Rep. David McKinleyDavid McKinleyLawmakers try again on miners’ pension bill There’s a way to protect consumers and keep good call center jobs in the U.S. The myth of OTC hearing aids MORE’s (R-W.Va.) bill (H.R. 2218), which the committee supported 31-16, would declare that coal ash is not a hazardous material and allow states to determine how to manage the material, effectively blocking planned Environmental Protection Agency rules to toughen regulation.

The legislation attempts to get in front of a pending EPA decision on whether to consider coal ash hazardous. The bill’s supporters say such a designation would cost jobs, because coal ash is a key input for the highway construction industry.

Sen. Boxer vows to boost pressure for EPA nominee approval

Senate Environment and Public Works Committee Chairwoman Barbara BoxerBarbara BoxerTrump riles Dems with pick for powerful EPA job Pelosi's chief of staff stepping down Time is now to address infrastructure needs MORE (D-Calif.) said she’s going to raise the intensity of efforts to win Senate approval for Gina McCarthyGina McCarthyTrump plans to roll back environmental rule everyone agrees on EPA chief to visit Colorado mine spill site In the fight between Rick Perry and climate scientists, Perry is winning MORE, President Obama’s stalled pick to run the Environmental Protection Agency (EPA).

McCarthy’s nomination has faced resistance from a number of Republicans, and it’s not clear when her nomination may reach the floor.

She is the EPA’s top air pollution regulator, and has worked for GOP and Democratic governors as a senior environmental official at the state level, a background her supporters cite often.
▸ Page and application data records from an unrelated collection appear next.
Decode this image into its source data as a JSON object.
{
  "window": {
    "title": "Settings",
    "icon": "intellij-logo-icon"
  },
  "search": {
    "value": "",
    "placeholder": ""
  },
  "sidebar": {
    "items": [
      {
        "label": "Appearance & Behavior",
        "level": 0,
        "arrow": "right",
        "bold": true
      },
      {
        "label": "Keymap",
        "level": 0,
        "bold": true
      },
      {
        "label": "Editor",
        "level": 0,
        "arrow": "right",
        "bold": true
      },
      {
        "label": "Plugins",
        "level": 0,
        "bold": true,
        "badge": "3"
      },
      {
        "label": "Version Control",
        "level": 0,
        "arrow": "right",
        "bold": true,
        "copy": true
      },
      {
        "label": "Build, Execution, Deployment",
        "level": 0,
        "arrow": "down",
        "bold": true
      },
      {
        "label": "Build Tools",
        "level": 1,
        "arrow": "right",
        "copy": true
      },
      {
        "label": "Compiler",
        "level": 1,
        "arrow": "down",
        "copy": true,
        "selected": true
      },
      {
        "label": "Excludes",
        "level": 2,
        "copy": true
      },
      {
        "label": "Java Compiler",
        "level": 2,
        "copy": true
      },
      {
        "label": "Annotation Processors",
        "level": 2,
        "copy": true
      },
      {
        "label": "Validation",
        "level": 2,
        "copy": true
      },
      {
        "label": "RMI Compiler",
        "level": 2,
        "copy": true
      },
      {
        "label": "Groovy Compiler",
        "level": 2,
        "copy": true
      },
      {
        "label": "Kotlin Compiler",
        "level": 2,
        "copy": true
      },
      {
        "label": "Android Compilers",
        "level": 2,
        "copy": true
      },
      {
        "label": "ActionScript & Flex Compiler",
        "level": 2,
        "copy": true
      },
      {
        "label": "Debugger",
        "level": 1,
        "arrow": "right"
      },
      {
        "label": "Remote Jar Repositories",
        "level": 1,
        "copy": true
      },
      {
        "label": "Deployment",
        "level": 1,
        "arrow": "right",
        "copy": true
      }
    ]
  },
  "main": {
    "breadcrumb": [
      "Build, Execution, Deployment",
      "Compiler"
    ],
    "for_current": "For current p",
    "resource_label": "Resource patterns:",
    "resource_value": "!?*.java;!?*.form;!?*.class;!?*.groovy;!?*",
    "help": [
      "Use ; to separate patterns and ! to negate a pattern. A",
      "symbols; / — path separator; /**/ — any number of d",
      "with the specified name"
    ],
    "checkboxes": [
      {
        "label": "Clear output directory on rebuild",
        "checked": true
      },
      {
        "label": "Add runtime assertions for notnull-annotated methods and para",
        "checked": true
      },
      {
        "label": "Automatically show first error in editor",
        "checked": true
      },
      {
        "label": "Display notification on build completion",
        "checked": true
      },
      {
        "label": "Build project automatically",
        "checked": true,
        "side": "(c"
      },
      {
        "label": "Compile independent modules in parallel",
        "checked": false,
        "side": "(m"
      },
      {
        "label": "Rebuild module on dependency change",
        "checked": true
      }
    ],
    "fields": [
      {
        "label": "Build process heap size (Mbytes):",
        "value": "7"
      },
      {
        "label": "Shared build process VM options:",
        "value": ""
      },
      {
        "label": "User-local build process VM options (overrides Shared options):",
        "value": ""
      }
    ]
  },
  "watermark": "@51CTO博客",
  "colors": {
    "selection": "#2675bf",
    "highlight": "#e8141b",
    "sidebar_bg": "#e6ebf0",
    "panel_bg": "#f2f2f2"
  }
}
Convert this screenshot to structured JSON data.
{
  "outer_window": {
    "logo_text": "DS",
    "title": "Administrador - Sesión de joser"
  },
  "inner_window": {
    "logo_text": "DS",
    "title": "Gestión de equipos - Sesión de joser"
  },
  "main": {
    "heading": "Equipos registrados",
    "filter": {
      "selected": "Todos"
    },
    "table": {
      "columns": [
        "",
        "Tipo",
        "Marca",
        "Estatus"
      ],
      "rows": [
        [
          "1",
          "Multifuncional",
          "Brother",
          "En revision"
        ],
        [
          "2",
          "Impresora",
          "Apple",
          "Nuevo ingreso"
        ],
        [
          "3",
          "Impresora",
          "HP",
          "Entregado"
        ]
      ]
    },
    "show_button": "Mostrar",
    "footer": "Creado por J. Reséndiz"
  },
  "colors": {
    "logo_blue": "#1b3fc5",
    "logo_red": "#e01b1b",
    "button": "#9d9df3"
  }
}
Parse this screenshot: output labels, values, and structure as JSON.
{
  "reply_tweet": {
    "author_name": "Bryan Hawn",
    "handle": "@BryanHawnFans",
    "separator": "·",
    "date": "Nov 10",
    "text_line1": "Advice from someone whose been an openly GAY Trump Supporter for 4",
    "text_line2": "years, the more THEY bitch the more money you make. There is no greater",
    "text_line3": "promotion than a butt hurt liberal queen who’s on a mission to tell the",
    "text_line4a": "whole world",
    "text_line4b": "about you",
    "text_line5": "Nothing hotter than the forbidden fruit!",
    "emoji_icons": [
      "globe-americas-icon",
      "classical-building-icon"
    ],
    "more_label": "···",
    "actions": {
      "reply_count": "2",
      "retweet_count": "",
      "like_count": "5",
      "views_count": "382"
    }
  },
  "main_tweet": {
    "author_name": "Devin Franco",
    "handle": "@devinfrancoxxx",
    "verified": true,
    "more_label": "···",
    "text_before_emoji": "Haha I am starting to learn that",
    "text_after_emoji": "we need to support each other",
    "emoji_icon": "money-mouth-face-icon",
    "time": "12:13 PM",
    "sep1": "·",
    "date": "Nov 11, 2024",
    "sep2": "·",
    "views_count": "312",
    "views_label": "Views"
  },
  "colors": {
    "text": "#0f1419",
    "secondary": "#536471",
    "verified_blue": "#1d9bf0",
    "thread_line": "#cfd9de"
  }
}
“What I have decided to do is wait until after the July break and then do everything in my power to make sure that America meets Gina McCarthy, because they meet this woman, and they see her incredible credentials, and her wonderful character and personality, and her bipartisan spirit, they will understand that the Republicans are trying to stop our president from putting together the cabinet that he wants, and they are stopping the promotion of a woman who deserves a promotion,” Boxer told reporters Wednesday.

“They keep saying there is no war on women and they love women, but here they are taking a hard stand against this woman,” she added, vowing press conferences, floor speeches and other efforts.

Republicans say they are holding up her nomination in order to extract more information from the EPA about data underlying its regulations and other topics, alleging the agency lacks transparency.

Please send tips and comments to Ben Geman, ben.geman@thehill.com, and Zack Colman, zcolman@thehill.com.

Follow E2 on Twitter: @E2Wire, @Ben_Geman, @zcolman